In light of these findings, Galicha highlighted the need for strengthening the country's growing renewable energy sector, capitalizing on the rich solar and wind energy potential brought by its geographical location.
"We have the laws and the targets and indicators from the [United Nations] Sustainable Development Goals. We have the plants for renewable energy, so talking about opening more coal-fired power plants is quite obsolete, and not up-to-date," he added.
On March 1, Duterte signed the Paris climate agreement, under which the Philippines pledged to reduce its carbon emissions by 70 percent in its Intended Nationally Determined Contributions (INDCs) with assistance from developed countries. However, achieving this goal would be difficult should plans to construct the coal-fired power plants push through due to the high greenhouse gas emissions they would produce.
The country's ratification of the historic treaty was also preceded by months of criticism from Duterte, alleging that the mechanisms of the agreement would unfairly hinder developing nations such as the Philippines of economic growth. He also questioned the United Nations, especially the developed nations, regarding their willingness to provide technical and financial aid to poorer countries in pursuit of sustainable, climate-resilient development.
Areas for improvement

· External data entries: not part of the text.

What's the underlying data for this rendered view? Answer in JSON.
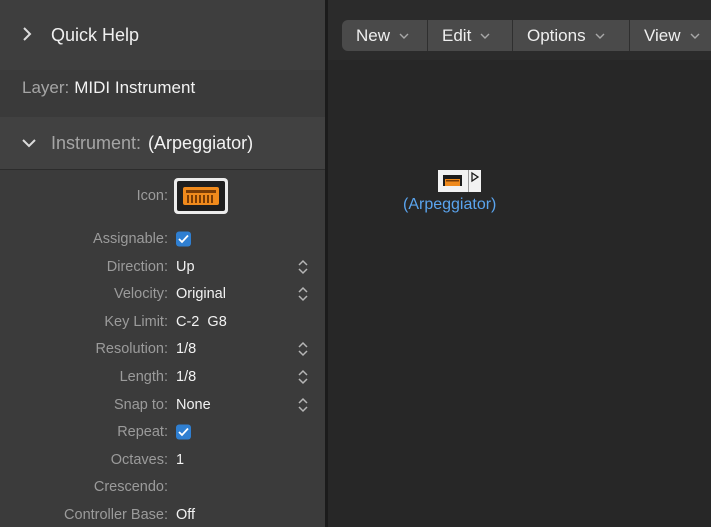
{
  "inspector": {
    "quick_help": "Quick Help",
    "layer_label": "Layer:",
    "layer_value": "MIDI Instrument",
    "instrument_label": "Instrument:",
    "instrument_value": "(Arpeggiator)",
    "params": {
      "icon": "Icon:",
      "assignable": "Assignable:",
      "direction": "Direction:",
      "direction_value": "Up",
      "velocity": "Velocity:",
      "velocity_value": "Original",
      "key_limit": "Key Limit:",
      "key_limit_value": "C-2  G8",
      "resolution": "Resolution:",
      "resolution_value": "1/8",
      "length": "Length:",
      "length_value": "1/8",
      "snap_to": "Snap to:",
      "snap_to_value": "None",
      "repeat": "Repeat:",
      "octaves": "Octaves:",
      "octaves_value": "1",
      "crescendo": "Crescendo:",
      "controller_base": "Controller Base:",
      "controller_base_value": "Off"
    },
    "assignable_checked": true,
    "repeat_checked": true
  },
  "environment": {
    "menus": [
      "New",
      "Edit",
      "Options",
      "View"
    ],
    "object_name": "(Arpeggiator)"
  },
  "colors": {
    "accent": "#2f7fd1",
    "object_label": "#5aa4ee",
    "icon_orange": "#f08a1c"
  }
}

Emphasizing the need for a shift in perspective regarding the country's energy mix, Galicha recommended that the President use a more science-oriented approach for developing and implementing renewable energy policies in the Philippines.
While the national solar and wind power capacity has dramatically increased the past decade, renewable energy constitutes about a third of the country's energy mix.
"He needs to listen to the scientists and the experts in the DOE and the National Renewable Energy Board because there are recommendations already. We also have the National Renewable Energy Act so I think that's the way forward," he said.
Galicha noted the need for localizing the implementation of the Paris agreement to empower the local government units (LGUs) and their constituents for improving the climate resilience and disaster risk management in their respective towns.
"The Paris agreement should be understood by the communities and the local government units," he added. "Actions on the Paris agreement should involve the participation of the LGUs because at the end of the day, they're the ones who are on the ground and the ones who are experiencing the effects of climate change."
Despite the Philippines's key role in the negotiations that led to the adoption of the agreement, many local officials remain unaware of the significance of its terms and measures. This can be attributed to the lack of strong coordination between LGUs and the National Government, which has led to poor implementation of community-based adaptation plans.
Galicha also stressed the importance of empowering consumers regarding energy use through information dissemination campaigns and strong local programs. Doing so will help form a strong backbone of grassroots-based initiatives that will contribute to more sustainable energy practices for generations to come.
"It's all about giving them the freedom to choose the kind of energy they want to use. We need to liberalize that kind of course. Consumers should be given the right to choose what kind of energy they want to use," Galicha said. (John Leo C. Algo)